The role of the Co-pilot as a pilot monitoring(PM) or supporting pilot is very important in terms of safety of the flight. The PM not only performs key procedural actions & functions but also monitors the actions of the Captain or pilot flying (PF). The PM performs critical checklists, gives essential call outs, cross checks the actions of the PF.

The PM is able to detect subtle incapacitation and also when the PF is fixated. If the flight is unstable or performs a long float which affects safety, the PM can detect and give critical callouts thereby helping the PF to make a judicious decision and mitigate the threat.

Human biases and ego

Humans behave differently with other humans as compared to machines. The whole concept of CRM in the SHELL model is about the human interaction with other elements.
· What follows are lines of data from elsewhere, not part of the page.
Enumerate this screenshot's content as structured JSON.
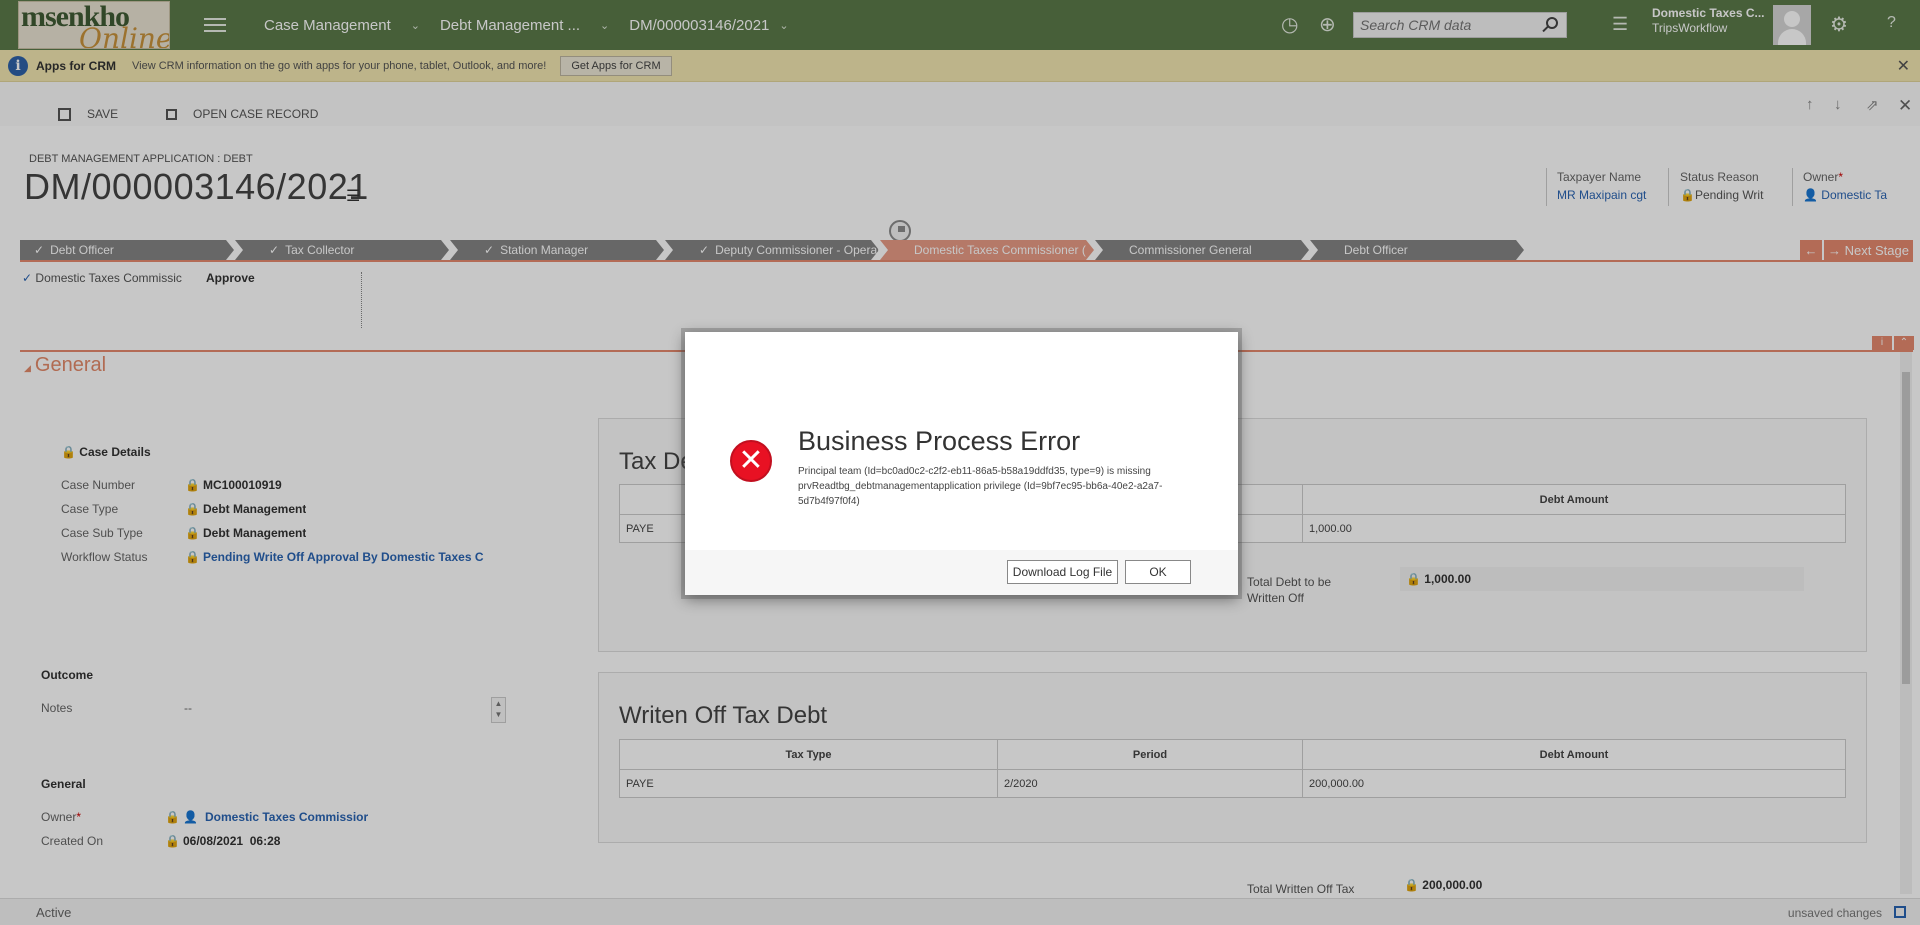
{
  "nav": {
    "logo_text_1": "msenkho",
    "logo_text_2": "Online",
    "crumb_1": "Case Management",
    "crumb_2": "Debt Management ...",
    "crumb_3": "DM/000003146/2021",
    "search_placeholder": "Search CRM data",
    "user_name": "Domestic Taxes C...",
    "user_org": "TripsWorkflow",
    "help": "?"
  },
  "notification": {
    "title": "Apps for CRM",
    "message": "View CRM information on the go with apps for your phone, tablet, Outlook, and more!",
    "button": "Get Apps for CRM"
  },
  "commands": {
    "save": "SAVE",
    "open_case": "OPEN CASE RECORD"
  },
  "header": {
    "entity_type": "DEBT MANAGEMENT APPLICATION : DEBT",
    "record_title": "DM/000003146/2021",
    "taxpayer_label": "Taxpayer Name",
    "taxpayer_value": "MR Maxipain cgt",
    "status_label": "Status Reason",
    "status_value": "Pending Writ",
    "owner_label": "Owner",
    "owner_value": "Domestic Ta"
  },
  "process": {
    "stages": [
      "Debt Officer",
      "Tax Collector",
      "Station Manager",
      "Deputy Commissioner - Operati",
      "Domestic Taxes Commissioner (",
      "Commissioner General",
      "Debt Officer"
    ],
    "next_stage": "Next Stage",
    "step_label": "Domestic Taxes Commissic",
    "step_value": "Approve"
  },
  "general": {
    "section_title": "General",
    "case_details_title": "Case Details",
    "case_number_label": "Case Number",
    "case_number": "MC100010919",
    "case_type_label": "Case Type",
    "case_type": "Debt Management",
    "case_sub_type_label": "Case Sub Type",
    "case_sub_type": "Debt Management",
    "workflow_status_label": "Workflow Status",
    "workflow_status": "Pending Write Off Approval By Domestic Taxes C",
    "outcome_title": "Outcome",
    "notes_label": "Notes",
    "notes_value": "--",
    "general_title": "General",
    "owner_label": "Owner",
    "owner_value": "Domestic Taxes Commissior",
    "created_on_label": "Created On",
    "created_on_value": "06/08/2021  06:28"
  },
  "tax_debt": {
    "title": "Tax De",
    "amount_header": "Debt Amount",
    "row_tax_type": "PAYE",
    "row_amount": "1,000.00",
    "total_label": "Total Debt to be Written Off",
    "total_value": "1,000.00"
  },
  "written_off": {
    "title": "Writen Off Tax Debt",
    "headers": [
      "Tax Type",
      "Period",
      "Debt Amount"
    ],
    "row": [
      "PAYE",
      "2/2020",
      "200,000.00"
    ],
    "total_label": "Total Written Off Tax",
    "total_value": "200,000.00"
  },
  "footer": {
    "status": "Active",
    "unsaved": "unsaved changes"
  },
  "dialog": {
    "title": "Business Process Error",
    "message": "Principal team (Id=bc0ad0c2-c2f2-eb11-86a5-b58a19ddfd35, type=9) is missing prvReadtbg_debtmanagementapplication privilege (Id=9bf7ec95-bb6a-40e2-a2a7-5d7b4f97f0f4)",
    "download_button": "Download Log File",
    "ok_button": "OK"
  }
}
Bias typically arrives along with real world data; as long as our society exhibits negative biases, we’ll see these reflected in the data we collect. The most potent (and probably most unrealistic) way to change this state of affairs is to eliminate bias from the dataset. In other words, we all need to become better people overnight or in some very short period of time.

Fortunately, there’s another option. We can build AI that reinforces positive attributes a reality, today, through programmatic product design choices, which puts the burden on a few good (wo)men.

In the cockpit there is a constant struggle between the pilots to prove who is superior and how much authority is wielded by the person in-charge. Human factor is a leading contributor in most of the accidents/incidents.

E.g. in the event of an unstable approach the PF can be held responsible for mismanaging the aircraft energy but at the same time the PM is equally responsible for not being assertive enough to force the PF to err on the side of safety and mitigate the threat faced in the situation. Fear of authority, inexperience or complacency are some of the reasons for the PM not to act according to SOP’s.

AI can be trained to detect the PF’s physiological state, the retinal & head scan can easily detect fatigue, fixation, incapacitation. The AI can give soft and hard call outs and take over limited controls if the PF breaches safety parameters. It is like the Airbus flight envelope which prevents the PF from exceeding the parameters.

mindFly analysis

We can accelerate good behavior and eliminate many socially unacceptable biases through AI product design choices. It is not about eliminating the role of the co-pilot but ensuring that more safer systems are built. Traffic density can be increased by giving the airlines the option to fly more aircrafts allowing them to employ more pilots.

With AI as a co-pilot, the behaviour of the Captains will also change and the presence of AI will be a constant reminder to the Captain to act responsible and comply with instructions at all times. It will also allow detect fatigue levels and record real time data of the pilots physiology and events happening inside the cockpit for investigations if there are any.